This work was supported by the project “Automated Tissue Engineering on Demand” from the Stiftungsprojekt of the Fraunhofer Society.
Availability of data and materials
The data generated for this study are included in this article.
YN performed the experiments. YN, AS, AFS, and AAJ analyzed the data. AAJ, YN, and AS wrote the manuscript. AS conceived and designed the experiments. All authors have read and approved the final version of this manuscript.
AS has a joined patent application with Serumwerk Bernburg and worked together with them in a venture supported by the Saxony-Anhalt Aufbaubank in Germany.
Consent for publication
Ethics approval and consent to participate
Primary human fibroblast cells were isolated from foreskin tissue obtained from the Children’s Hospital in Leipzig, Germany. Ethical approval was obtained from the University of Leipzig Ethics Commission. Written consent was obtained from all patients regarding sample collection.

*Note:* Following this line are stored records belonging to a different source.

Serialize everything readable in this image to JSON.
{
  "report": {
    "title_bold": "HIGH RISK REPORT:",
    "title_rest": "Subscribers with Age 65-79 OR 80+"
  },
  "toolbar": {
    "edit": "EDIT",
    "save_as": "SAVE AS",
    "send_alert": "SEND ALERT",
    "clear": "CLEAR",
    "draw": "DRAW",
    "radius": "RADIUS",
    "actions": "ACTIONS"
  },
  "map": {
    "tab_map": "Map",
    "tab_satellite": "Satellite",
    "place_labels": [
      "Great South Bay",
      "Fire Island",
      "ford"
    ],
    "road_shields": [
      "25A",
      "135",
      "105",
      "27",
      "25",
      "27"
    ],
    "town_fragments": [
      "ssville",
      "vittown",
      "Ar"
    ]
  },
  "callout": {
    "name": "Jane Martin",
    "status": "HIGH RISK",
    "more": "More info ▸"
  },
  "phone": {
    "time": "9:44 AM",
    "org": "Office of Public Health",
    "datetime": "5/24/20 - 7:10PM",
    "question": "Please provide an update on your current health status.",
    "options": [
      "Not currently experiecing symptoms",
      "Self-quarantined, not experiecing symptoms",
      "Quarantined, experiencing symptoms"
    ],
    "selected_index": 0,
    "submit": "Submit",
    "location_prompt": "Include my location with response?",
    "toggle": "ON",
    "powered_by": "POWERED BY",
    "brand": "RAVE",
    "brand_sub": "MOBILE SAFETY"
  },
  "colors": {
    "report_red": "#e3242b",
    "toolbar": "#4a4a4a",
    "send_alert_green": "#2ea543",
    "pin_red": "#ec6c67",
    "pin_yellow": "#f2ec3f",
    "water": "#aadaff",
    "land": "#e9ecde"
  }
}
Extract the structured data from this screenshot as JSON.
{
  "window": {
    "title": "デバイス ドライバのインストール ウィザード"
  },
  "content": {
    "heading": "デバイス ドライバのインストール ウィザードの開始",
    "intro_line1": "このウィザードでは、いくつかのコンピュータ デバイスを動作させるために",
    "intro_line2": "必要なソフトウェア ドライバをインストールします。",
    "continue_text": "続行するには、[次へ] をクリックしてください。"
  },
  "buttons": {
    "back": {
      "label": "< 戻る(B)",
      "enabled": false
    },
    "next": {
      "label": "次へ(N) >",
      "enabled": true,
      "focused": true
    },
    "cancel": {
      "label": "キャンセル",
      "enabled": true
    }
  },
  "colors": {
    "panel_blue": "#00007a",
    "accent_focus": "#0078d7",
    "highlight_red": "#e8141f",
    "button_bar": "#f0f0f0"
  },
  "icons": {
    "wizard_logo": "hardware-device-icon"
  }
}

Consent was obtained from the patients’ parents/guardians and the consent was informed.